== SUPPLIED INFORMATION

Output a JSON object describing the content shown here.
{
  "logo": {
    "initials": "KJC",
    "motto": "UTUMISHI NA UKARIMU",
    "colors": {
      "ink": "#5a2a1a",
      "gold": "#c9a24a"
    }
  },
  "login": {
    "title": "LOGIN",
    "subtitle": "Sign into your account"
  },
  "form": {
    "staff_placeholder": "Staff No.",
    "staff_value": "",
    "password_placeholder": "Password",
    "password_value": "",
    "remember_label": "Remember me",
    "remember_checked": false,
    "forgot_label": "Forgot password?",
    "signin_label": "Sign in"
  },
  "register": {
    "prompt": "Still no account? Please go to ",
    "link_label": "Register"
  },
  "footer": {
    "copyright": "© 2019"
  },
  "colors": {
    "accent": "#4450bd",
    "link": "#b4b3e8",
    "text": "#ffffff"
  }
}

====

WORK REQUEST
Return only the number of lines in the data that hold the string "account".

OUTPUT FOR THIS EXERCISE
2